Tony wisely almost in hiding. With headlines like these being generated by the other side, little wonder that Tony Abbott has been taking things quietly. He didn’t need to say a thing to win the day.
It’s hard to tell which front page is more damaging. The report that three more former state Labor ministers are involved in yet another Independent Commission Against Corruption enquiry will surely lead some wavering voters to agree with Piers Akerman in the Daily Telegraph that: “If you create a cesspool it can only ever breed slime“. Try as he might to absolve himself from any connection with the damaged NSW Labor Party, Prime Minister Kevin Rudd will find that some of the mud sticks when stories like these keep appearing:
- From The Australian: “Disgraced ALP powerbroker Eddie Obeid claims he actively lobbied members of the powerful NSW Right faction to support Kevin Rudd’s push to become the party’s leader in 2006. His comments back up claims by senior Coalition figures that Mr Rudd owed his rise to power to the powerful and scandal-plagued Right faction of the NSW branch. But they were vigorously rejected by the Prime Minister’s office last night …”
- David Penberthy in the Adelaide Advertiser: “It suits Kevin Rudd politically to posture as the angriest man in Australia about the squalid corruption revelations within the NSW branch of the ALP. It is too cute by half. The truth is that Kevin Rudd’s original creation and recent reincarnation could not have been possible without his own orchestrated and sustained suck-job to the people from the very branch he claims to despise.”

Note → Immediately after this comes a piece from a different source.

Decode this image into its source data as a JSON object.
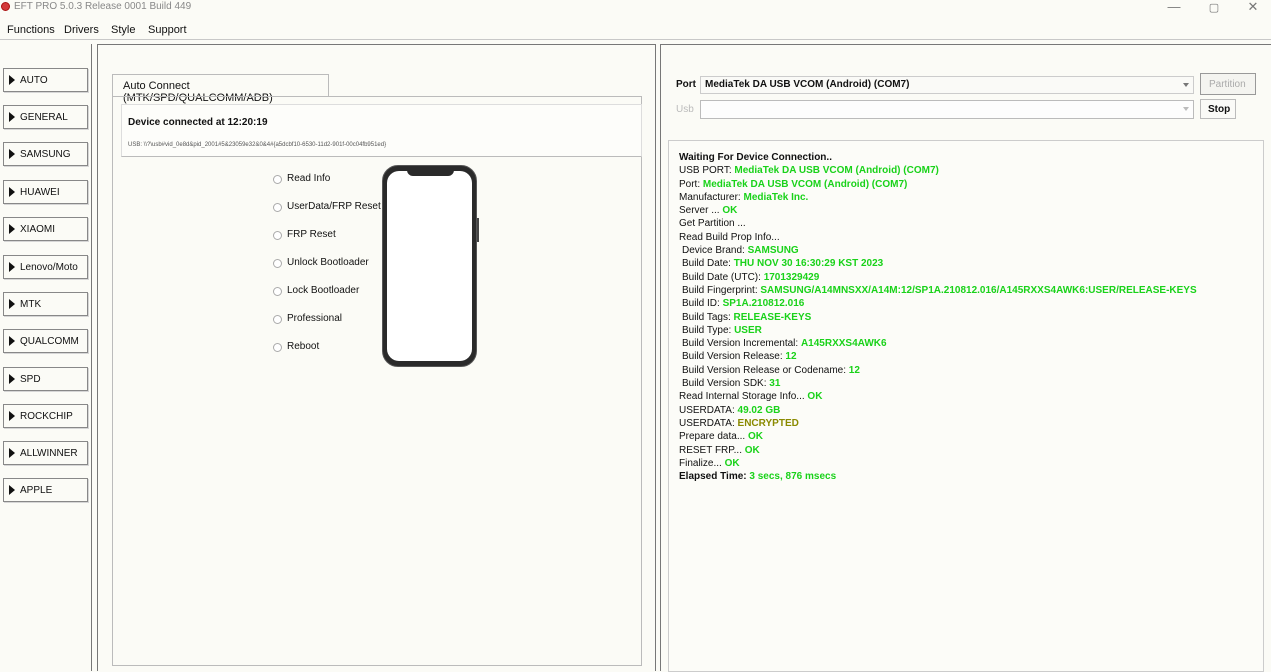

If you fancy something more serious for your political reading then click to Laura Tingle of the Australian Financial Review. Her “A pipeline of cash means election day is close” outlines the problems in providing gas to Gove and raises the fear that “it will be just too tempting for one political side or other to splash money around to sort this problem out”. It could prove, she argues, to be “a big test of all the ‘fiscal responsibility’ rhetoric we will hear from both political sides after Friday’s release of Labor’s economic statement.”
The pictorial week. A funny vest week for Prime Minister Kevin Rudd — a mixture of flak and fluoro gave him a win on our weekly photo opportunity scoreboard. It was the second clear weekly win for Rudd in a row.
The daily indicator dips for Labor. No surprise really that the market marked Labor down a little based on yesterday’s news stories.
Get Crikey FREE to your inbox every weekday morning with the Crikey Worm.
This morning’s reading: Labor 26.5%, Coalition 73.5% – Labor down 1.2 pts on the day and up 6.2pts over the last 30 days.
News and views noted along the way.
- A place for everyone: Germany promises daycare for all parents — “A new law went into effect in Germany on Thursday guaranteeing every child over 12 months of age a slot at a daycare facility.”
- The agony of the Washington lobbyist-statesman
- Government requests for Twitter users’ data on the rise
- The living room makes a comeback, and it has technology to thank — “Ofcom says tablets and phones are bringing families together as viewers gather round TVs with handheld devices.”
- Ranking wines using the Shapley value — “Increasingly, economists and cultural critics are arguing that wine tasting is junk science. This column argues that the problem with wine tasting lies not with the impossibility to consistently tell a good wine from a bad wine, but with how the wines are ranked. If a new system of game theory-based rating and ranking, using the Shapley Value, was implemented, wine tasting might get a better hearing from its critics.”
- Wine tasting: Is ‘terroir’ a joke and/or are wine experts incompetent?